Well, I just told them I was going to work in France to you know, better myself or something. I don’t know. I just got to say something.

And they bought it?

They were like “that’s in tune with something you would do” so, yeah, OK. That makes sense.

Nice. So, how did you how did you get on the show in the first place? Did you like apply or something?

Well, [my coworker] Nick [Elmi] was on the show and then a couple of years ago he mentioned to me ‘hey, would you ever be interested?’ Because you know, they come to Philly and the casting directors look for people in Philly every year. I did try out once before a couple of years ago — right before my son [Roman] was born — and I was kind of willy nilly about it. I was like, I don’t really know if I want to do it because I don’t want to miss him being born or anything or any of that. So I just let it go. I didn’t get get picked, but I wasn’t going to do it anyway. And then this year for the next show they seemed a lot more interested and I talked to them and just kind of played with the idea of it. And then my wife was like ‘you should do it. You should totally do it. Roman’s 2 now so you’re not going to miss the huge milestones.’ I didn’t miss [Roman] walking or talking now this point. So I went for it.

Where’d your passion for food come from?

You know, I don’t really know. Some people say it’s in your blood I guess but I mean, I don’t know how much truth there is to it, you know? But my great-grandfather was a chef, and my family always liked good food, but I didn’t grow up in like a household that was making dinners every Sunday and stuff, but for the major holidays — half my family’s pretty Polish so Easter is a big deal and Christmas is a big deal and we made big dinners and stuff like that. But it was nothing crazy or out of the ordinary.

When I was younger, I wanted to be an artist, and then I couldn’t get into the art school. I ended up going to a vocational school to check it out because my parents were like, “hey, you know, at the very least you can leave with some kind of trade.” And I soon as I walked in the kitchen, I fell in love with it.

Yeah, and you grew up in Port Richmond, right?

Yes.

What was that? Like, did you enjoy growing up there? Do you still live there?

No, I don’t still live there. I am, you know, being a typical Philadelphian, I wanted to get out of Philadelphia. Especially then, Fishtown wasn’t what it is now and the Port Richmond/Fishtown/Kensington area was a little rough and there was a lot of drugs and I didn’t want to fall into any of that. So as soon as high school was over I wanted to get out so I went to Providence.

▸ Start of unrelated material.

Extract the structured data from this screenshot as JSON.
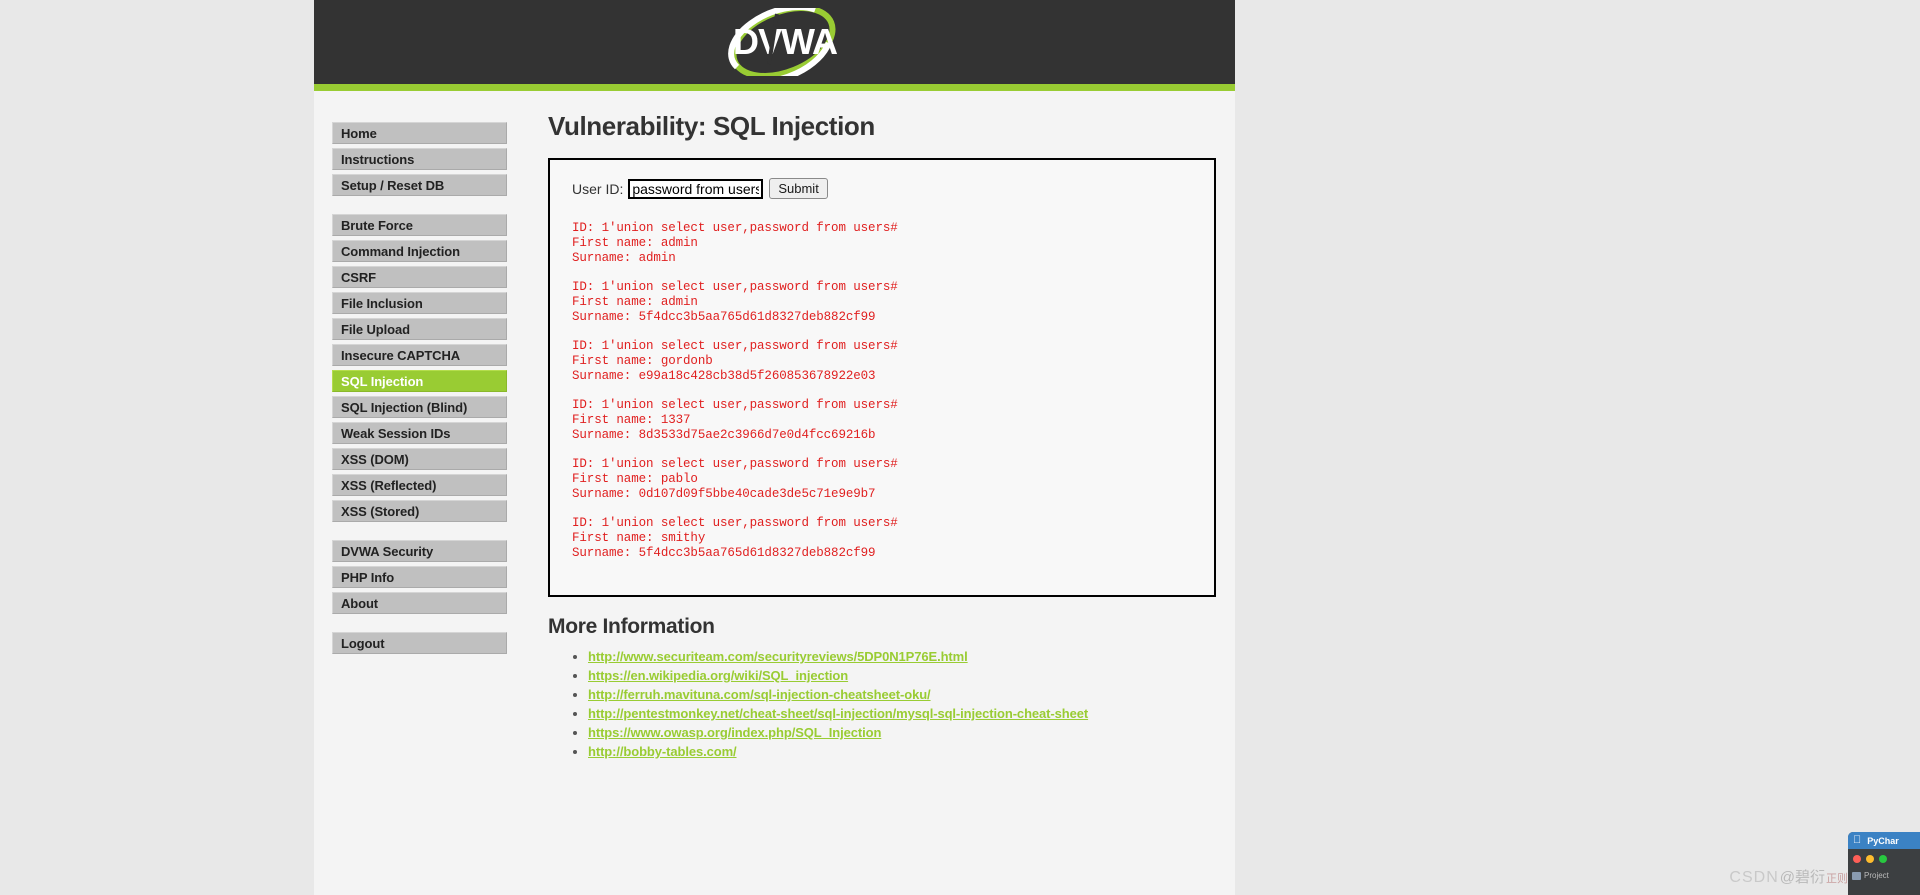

Providence, Rhode Island?

Yeah for Johnson & Wales.

OK, but you’re back living in the area now, right?

Yeah, I’ve been back and forth a couple times. I came back to work at Le Bec-Fin, then left again to work in New York and then came back again. Every time I leave Philly I’m like “I gotta get out of here” and then I leave and I’m like “man, I miss Philly.”

How would you describe the food scene in South Philly?

It’s definitely up and coming. The scene just popped up almost overnight. Just on every street every restaurant down here is great. I mean, I’m pretty sure we have the most Three Bell restaurants. Like how are you? Like, you know in one single like small compact area. The food scene is just awesome. It’s up-and-coming. I wish they could figure out how to get people a place to park — that would make things a little better, but it’s great. It’s here. It’s awesome. Everybody’s doing great things, and there’s plenty of great restaurants and it’s a great place to live. So like that’s why when I came back I, you know, I was like, I think we should live in South Philly and I fell in love with it. I love this area.

OK, and last question: What’s your favorite part of your job working at Laurel?

It’s the team. When I was in New York, I was working at Del Posto, and before that I was at Le Bec-Fin. So I was working in these big kitchens and you don’t really feel much in those the kitchens. It’s kind of like being on a yacht, you know, you don’t feel anything. No waves or anything. So when I came back to Philly to do this, the best part about it was like you’re in it. Our kitchen is super small here. It’s a tight team. There’s no front of house/back of house animosity. It’s like everybody’s on the same team, everybody truly loves each other and it’s an awesome environment to be in.